     scene? What is the probability that this suspect was present at the
     crime scene?
                   Bayesian Probability
•   Problem#1
    A suspect is seen fleeing the crime. The suspect is positively identified as being at least six feet tall and was
    wearing a nurse’s uniform. Exactly 5% of the male population is at least 6 feet tall, while 0.5% of the
    female population is at least 6 feet tall, and 98% of all nurses are female. What are the odds that the suspect
    is a male.

•   Problem#2
    1 million people in America have HIV/AIDS. HIV tests correctly identify a HIV infected person with a
    positive result 97.7% of the time. HIV tests correctly identify a non-HIV infected person with a negative
    result 92.6% of the time. If an American gets a positive HIV test result what are the odds that they are
    infected with HIV? (Assume an american population of 260 million)

•   Problem#3
    Suppose that a barrel contains many small plastic eggs. Some eggs are painted red and some are painted
    blue. 40% of the eggs in the bin contain pearls, and 60% contain nothing. 30% of eggs containing pearls
    are painted blue, and 10% of eggs containing nothing are painted blue. What is the probability that a blue
    egg contains a pearl?

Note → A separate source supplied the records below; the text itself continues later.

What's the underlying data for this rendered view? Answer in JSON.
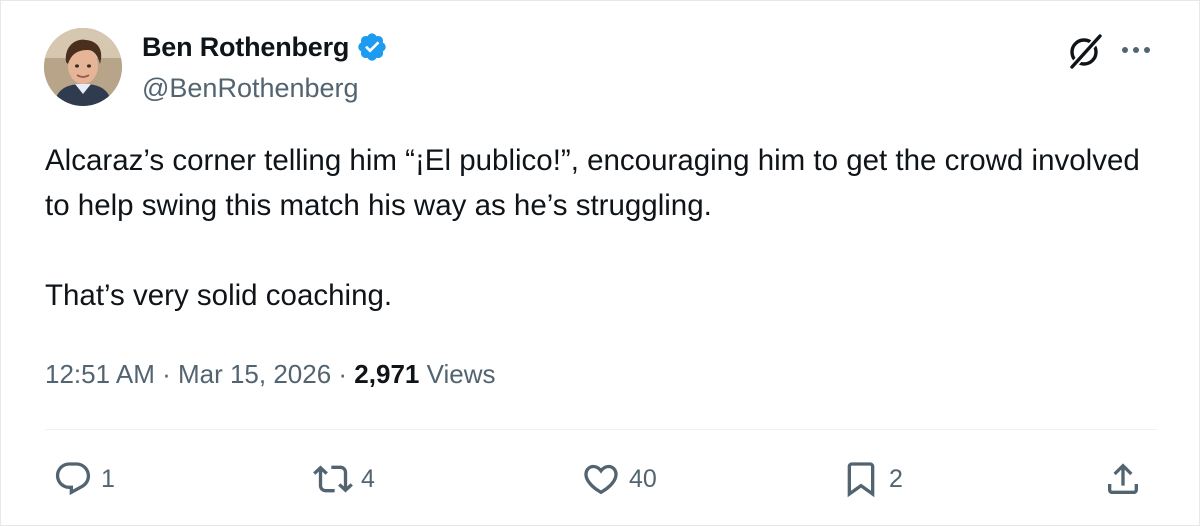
{
  "author": {
    "display_name": "Ben Rothenberg",
    "handle": "@BenRothenberg",
    "verified": true
  },
  "tweet": {
    "paragraphs": [
      "Alcaraz’s corner telling him “¡El publico!”, encouraging him to get the crowd involved to help swing this match his way as he’s struggling.",
      "That’s very solid coaching."
    ],
    "time": "12:51 AM",
    "separator": " · ",
    "date": "Mar 15, 2026",
    "views_count": "2,971",
    "views_label": " Views"
  },
  "actions": {
    "replies": "1",
    "reposts": "4",
    "likes": "40",
    "bookmarks": "2"
  },
  "icons": {
    "header": [
      "grok-icon",
      "more-icon"
    ],
    "actions": [
      "reply-icon",
      "repost-icon",
      "like-icon",
      "bookmark-icon",
      "share-icon"
    ]
  },
  "colors": {
    "text_primary": "#0f1419",
    "text_secondary": "#536471",
    "verified_blue": "#1d9bf0",
    "divider": "#eff3f4"
  }
}
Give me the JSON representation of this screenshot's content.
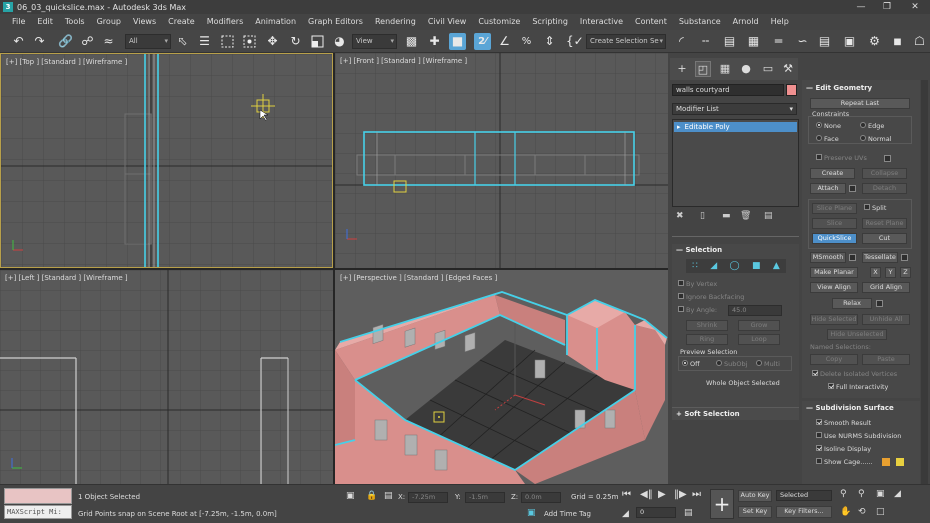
{
  "window": {
    "title": "06_03_quickslice.max - Autodesk 3ds Max",
    "app_icon": "3ds-max-icon"
  },
  "menu": [
    "File",
    "Edit",
    "Tools",
    "Group",
    "Views",
    "Create",
    "Modifiers",
    "Animation",
    "Graph Editors",
    "Rendering",
    "Civil View",
    "Customize",
    "Scripting",
    "Interactive",
    "Content",
    "Substance",
    "Arnold",
    "Help"
  ],
  "toolbar": {
    "filter_value": "All",
    "refcoord_value": "View",
    "selset_value": "Create Selection Se"
  },
  "viewports": {
    "top": {
      "label": "[+] [Top ] [Standard ] [Wireframe ]",
      "active": true
    },
    "front": {
      "label": "[+] [Front ] [Standard ] [Wireframe ]"
    },
    "left": {
      "label": "[+] [Left ] [Standard ] [Wireframe ]"
    },
    "perspective": {
      "label": "[+] [Perspective ] [Standard ] [Edged Faces ]"
    }
  },
  "command_panel": {
    "object_name": "walls courtyard",
    "object_color": "#f09090",
    "modifier_list_label": "Modifier List",
    "stack_item": "Editable Poly",
    "selection": {
      "title": "Selection",
      "by_vertex": "By Vertex",
      "ignore_backfacing": "Ignore Backfacing",
      "by_angle": "By Angle:",
      "angle_value": "45.0",
      "shrink": "Shrink",
      "grow": "Grow",
      "ring": "Ring",
      "loop": "Loop",
      "preview_selection": "Preview Selection",
      "off": "Off",
      "subobj": "SubObj",
      "multi": "Multi",
      "whole_object_selected": "Whole Object Selected"
    },
    "soft_selection": {
      "title": "Soft Selection"
    },
    "edit_geometry": {
      "title": "Edit Geometry",
      "repeat_last": "Repeat Last",
      "constraints": "Constraints",
      "none": "None",
      "edge": "Edge",
      "face": "Face",
      "normal": "Normal",
      "preserve_uvs": "Preserve UVs",
      "create": "Create",
      "collapse": "Collapse",
      "attach": "Attach",
      "detach": "Detach",
      "slice_plane": "Slice Plane",
      "split": "Split",
      "slice": "Slice",
      "reset_plane": "Reset Plane",
      "quickslice": "QuickSlice",
      "cut": "Cut",
      "msmooth": "MSmooth",
      "tessellate": "Tessellate",
      "make_planar": "Make Planar",
      "x": "X",
      "y": "Y",
      "z": "Z",
      "view_align": "View Align",
      "grid_align": "Grid Align",
      "relax": "Relax",
      "hide_selected": "Hide Selected",
      "unhide_all": "Unhide All",
      "hide_unselected": "Hide Unselected",
      "named_selections": "Named Selections:",
      "copy": "Copy",
      "paste": "Paste",
      "delete_isolated": "Delete Isolated Vertices",
      "full_interactivity": "Full Interactivity"
    },
    "subdivision_surface": {
      "title": "Subdivision Surface",
      "smooth_result": "Smooth Result",
      "use_nurms": "Use NURMS Subdivision",
      "isoline_display": "Isoline Display",
      "show_cage": "Show Cage......"
    }
  },
  "status": {
    "maxscript": "MAXScript Mi:",
    "selected": "1 Object Selected",
    "prompt": "Grid Points snap on Scene Root at [-7.25m, -1.5m, 0.0m]",
    "x_label": "X:",
    "x_value": "-7.25m",
    "y_label": "Y:",
    "y_value": "-1.5m",
    "z_label": "Z:",
    "z_value": "0.0m",
    "grid": "Grid = 0.25m",
    "add_time_tag": "Add Time Tag",
    "auto_key": "Auto Key",
    "set_key": "Set Key",
    "selected_dropdown": "Selected",
    "key_filters": "Key Filters...",
    "frame_value": "0"
  },
  "colors": {
    "wire_highlight": "#46d0e8",
    "wall_face": "#d98f8c",
    "active_border": "#b8a04a",
    "accent": "#4d8fc9"
  }
}
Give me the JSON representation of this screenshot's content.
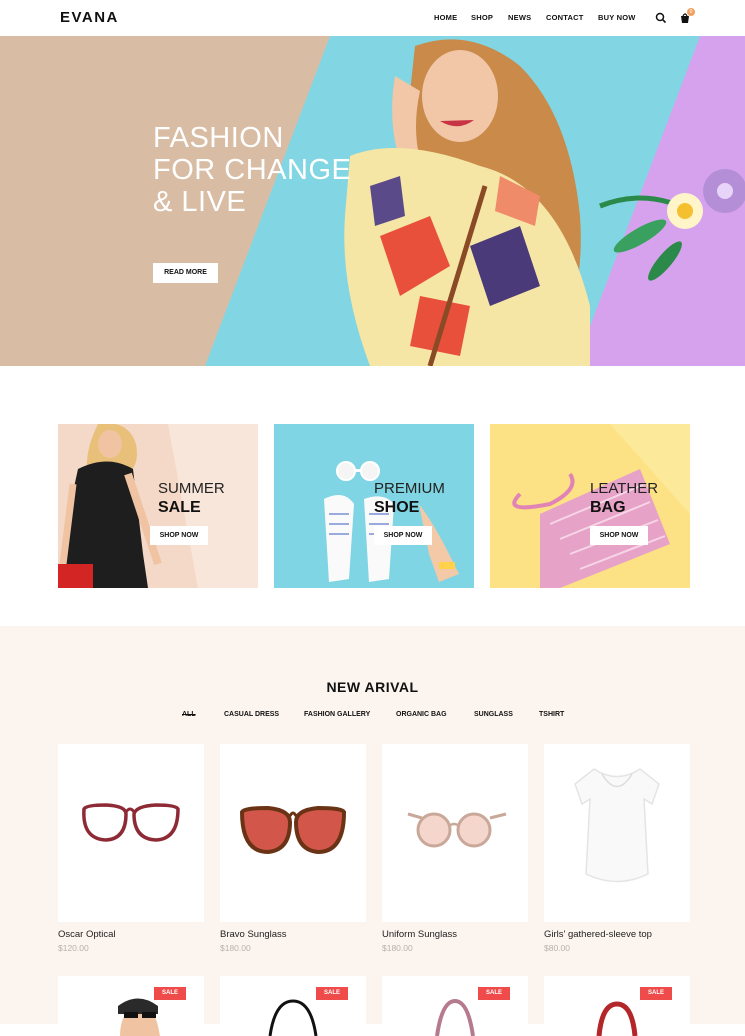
{
  "brand": {
    "name": "EVANA"
  },
  "nav": {
    "items": [
      {
        "label": "HOME"
      },
      {
        "label": "SHOP"
      },
      {
        "label": "NEWS"
      },
      {
        "label": "CONTACT"
      },
      {
        "label": "BUY NOW"
      }
    ],
    "search_icon": "search-icon",
    "cart_icon": "cart-icon",
    "cart_count": "0"
  },
  "hero": {
    "line1": "FASHION",
    "line2": "FOR CHANGE",
    "line3_prefix": "& ",
    "line3_bold": "LIVE",
    "button": "READ MORE"
  },
  "promos": [
    {
      "line1": "SUMMER",
      "line2": "SALE",
      "button": "SHOP NOW",
      "bg": "#f5d9c8"
    },
    {
      "line1": "PREMIUM",
      "line2": "SHOE",
      "button": "SHOP NOW",
      "bg": "#7fd5e4"
    },
    {
      "line1": "LEATHER",
      "line2": "BAG",
      "button": "SHOP NOW",
      "bg": "#fde99a"
    }
  ],
  "new_arrival": {
    "title": "NEW ARIVAL",
    "filters": [
      {
        "label": "ALL"
      },
      {
        "label": "CASUAL DRESS"
      },
      {
        "label": "FASHION GALLERY"
      },
      {
        "label": "ORGANIC BAG"
      },
      {
        "label": "SUNGLASS"
      },
      {
        "label": "TSHIRT"
      }
    ],
    "products": [
      {
        "name": "Oscar Optical",
        "price": "$120.00"
      },
      {
        "name": "Bravo Sunglass",
        "price": "$180.00"
      },
      {
        "name": "Uniform Sunglass",
        "price": "$180.00"
      },
      {
        "name": "Girls' gathered-sleeve top",
        "price": "$80.00"
      }
    ],
    "sale_badge": "SALE"
  },
  "colors": {
    "accent": "#f04b4b",
    "section_bg": "#fcf4ee",
    "hero_tan": "#d9bca4",
    "hero_cyan": "#7fd5e4",
    "hero_purple": "#d6a2ee"
  }
}
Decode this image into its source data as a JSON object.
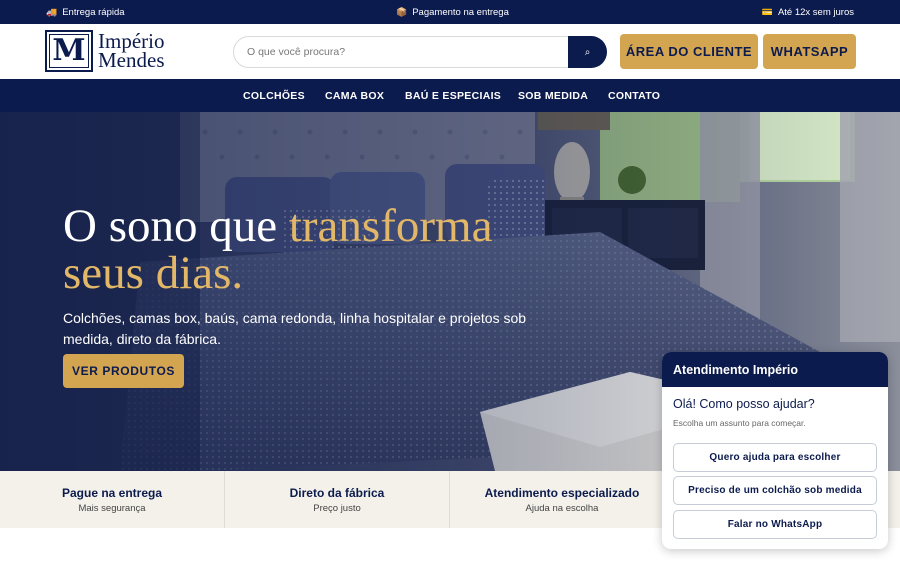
{
  "topbar": {
    "items": [
      {
        "icon": "truck-icon",
        "glyph": "🚚",
        "text": "Entrega rápida"
      },
      {
        "icon": "package-icon",
        "glyph": "📦",
        "text": "Pagamento na entrega"
      },
      {
        "icon": "card-icon",
        "glyph": "💳",
        "text": "Até 12x sem juros"
      }
    ]
  },
  "header": {
    "logo": {
      "mark": "M",
      "line1": "Império",
      "line2": "Mendes"
    },
    "search": {
      "placeholder": "O que você procura?",
      "value": "",
      "icon": "search-icon",
      "glyph": "⌕"
    },
    "client_button": "ÁREA DO CLIENTE",
    "whatsapp_button": "WHATSAPP"
  },
  "nav": {
    "items": [
      "COLCHÕES",
      "CAMA BOX",
      "BAÚ E ESPECIAIS",
      "SOB MEDIDA",
      "CONTATO"
    ]
  },
  "hero": {
    "title_part1": "O sono que",
    "title_highlight": "transforma",
    "title_line2": "seus dias.",
    "subtitle": "Colchões, camas box, baús, cama redonda, linha hospitalar e projetos sob medida, direto da fábrica.",
    "cta": "VER PRODUTOS"
  },
  "benefits": [
    {
      "title": "Pague na entrega",
      "subtitle": "Mais segurança"
    },
    {
      "title": "Direto da fábrica",
      "subtitle": "Preço justo"
    },
    {
      "title": "Atendimento especializado",
      "subtitle": "Ajuda na escolha"
    }
  ],
  "chat": {
    "header": "Atendimento Império",
    "greeting": "Olá! Como posso ajudar?",
    "hint": "Escolha um assunto para começar.",
    "options": [
      "Quero ajuda para escolher",
      "Preciso de um colchão sob medida",
      "Falar no WhatsApp"
    ]
  },
  "colors": {
    "navy": "#0c1b4d",
    "gold": "#d4a551",
    "hero_gold_text": "#e2b767",
    "benefits_bg": "#f4f1eb"
  }
}
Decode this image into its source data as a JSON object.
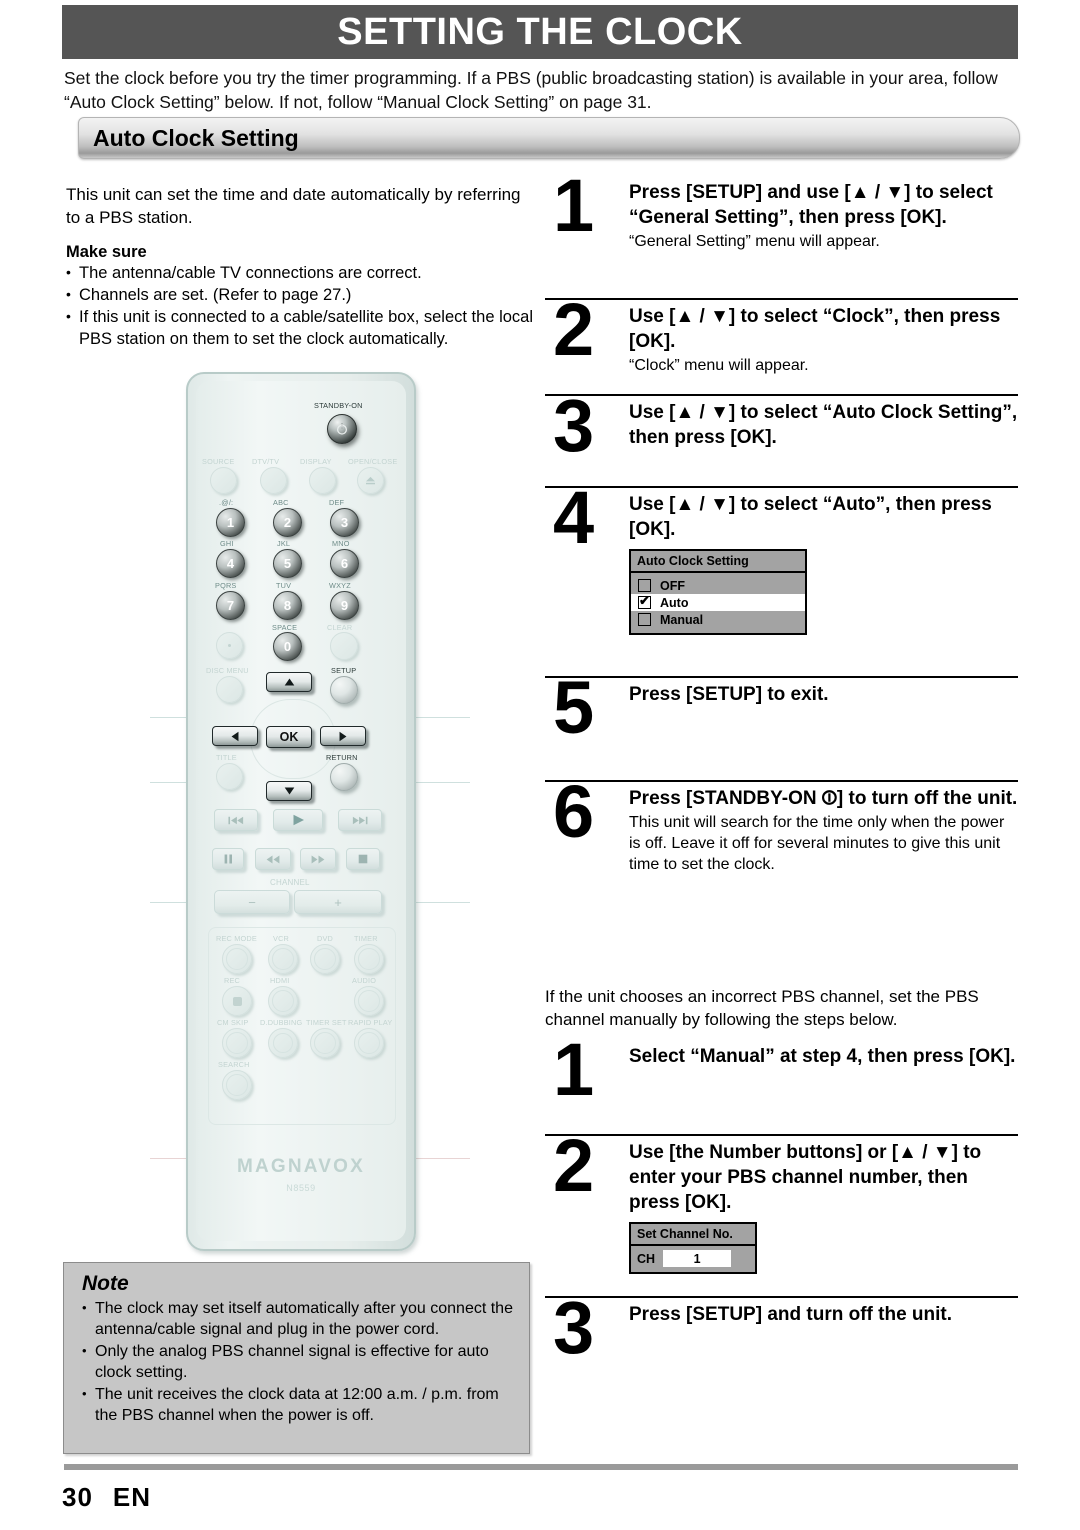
{
  "header": {
    "title": "SETTING THE CLOCK"
  },
  "intro": "Set the clock before you try the timer programming. If a PBS (public broadcasting station) is available in your area, follow “Auto Clock Setting” below. If not, follow “Manual Clock Setting” on page 31.",
  "section": {
    "title": "Auto Clock Setting"
  },
  "left": {
    "paragraph": "This unit can set the time and date automatically by referring to a PBS station.",
    "make_sure_label": "Make sure",
    "make_sure_items": [
      "The antenna/cable TV connections are correct.",
      "Channels are set. (Refer to page 27.)",
      "If this unit is connected to a cable/satellite box, select the local PBS station on them to set the clock automatically."
    ]
  },
  "remote": {
    "brand": "MAGNAVOX",
    "model": "N8559",
    "standby_label": "STANDBY-ON",
    "row_labels": [
      "SOURCE",
      "DTV/TV",
      "DISPLAY",
      "OPEN/CLOSE"
    ],
    "keypad": [
      {
        "sub": ".@/:",
        "num": "1"
      },
      {
        "sub": "ABC",
        "num": "2"
      },
      {
        "sub": "DEF",
        "num": "3"
      },
      {
        "sub": "GHI",
        "num": "4"
      },
      {
        "sub": "JKL",
        "num": "5"
      },
      {
        "sub": "MNO",
        "num": "6"
      },
      {
        "sub": "PQRS",
        "num": "7"
      },
      {
        "sub": "TUV",
        "num": "8"
      },
      {
        "sub": "WXYZ",
        "num": "9"
      }
    ],
    "space_label": "SPACE",
    "zero_label": "0",
    "clear_label": "CLEAR",
    "disc_menu_label": "DISC MENU",
    "setup_label": "SETUP",
    "title_label": "TITLE",
    "return_label": "RETURN",
    "ok_label": "OK",
    "channel_label": "CHANNEL",
    "channel_minus": "−",
    "channel_plus": "+",
    "function_rows": [
      [
        "REC MODE",
        "VCR",
        "DVD",
        "TIMER"
      ],
      [
        "REC",
        "HDMI",
        "",
        "AUDIO"
      ],
      [
        "CM SKIP",
        "D.DUBBING",
        "TIMER SET",
        "RAPID PLAY"
      ],
      [
        "SEARCH"
      ]
    ]
  },
  "note": {
    "title": "Note",
    "items": [
      "The clock may set itself automatically after you connect the antenna/cable signal and plug in the power cord.",
      "Only the analog PBS channel signal is effective for auto clock setting.",
      "The unit receives the clock data at 12:00 a.m. / p.m. from the PBS channel when the power is off."
    ]
  },
  "steps_auto": [
    {
      "num": "1",
      "title": "Press [SETUP] and use [▲ / ▼] to select “General Setting”, then press [OK].",
      "desc": "“General Setting” menu will appear."
    },
    {
      "num": "2",
      "title": "Use [▲ / ▼] to select “Clock”, then press [OK].",
      "desc": "“Clock” menu will appear."
    },
    {
      "num": "3",
      "title": "Use [▲ / ▼] to select “Auto Clock Setting”, then press [OK].",
      "desc": ""
    },
    {
      "num": "4",
      "title": "Use [▲ / ▼] to select “Auto”, then press [OK].",
      "desc": ""
    },
    {
      "num": "5",
      "title": "Press [SETUP] to exit.",
      "desc": ""
    },
    {
      "num": "6",
      "title": "Press [STANDBY-ON ⏼] to turn off the unit.",
      "desc": "This unit will search for the time only when the power is off. Leave it off for several minutes to give this unit time to set the clock."
    }
  ],
  "osd_auto_clock": {
    "title": "Auto Clock Setting",
    "options": [
      {
        "label": "OFF",
        "checked": false,
        "selected": false
      },
      {
        "label": "Auto",
        "checked": true,
        "selected": true
      },
      {
        "label": "Manual",
        "checked": false,
        "selected": false
      }
    ],
    "check_glyph": "✔"
  },
  "manual_intro": "If the unit chooses an incorrect PBS channel, set the PBS channel manually by following the steps below.",
  "steps_manual": [
    {
      "num": "1",
      "title": "Select “Manual” at step 4, then press [OK]."
    },
    {
      "num": "2",
      "title": "Use [the Number buttons] or [▲ / ▼] to enter your PBS channel number, then press [OK]."
    },
    {
      "num": "3",
      "title": "Press [SETUP] and turn off the unit."
    }
  ],
  "osd_set_channel": {
    "title": "Set Channel No.",
    "ch_label": "CH",
    "ch_value": "1"
  },
  "footer": {
    "page": "30",
    "lang": "EN"
  },
  "colors": {
    "title_bar": "#555555",
    "osd_gray": "#a3a3a3",
    "note_gray": "#c6c6c6",
    "remote_body": "#e7eeec"
  }
}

•   Problem#4
    There are 100 people in a room, 20 women and 80 men. 80% of women are blonde, while 30% of the men
    are blonde. The suspect has blonde hair and is definitely one of the people in the room. What are the odds
    that the suspect is a female.

•   Problem#5
    The investigator on the case informs you that the odds that the suspect committed the crime are 2 to 1.
    Your DNA fingerprint analysis of the suspect’s blood gives a 1 in a million probability that it is a random
    match to the blood found at the crime scene. You also know that your lab has a 1 in a 1000 chance of a
    false positive. What are the odds that the blood found at the crime scene came from your suspect?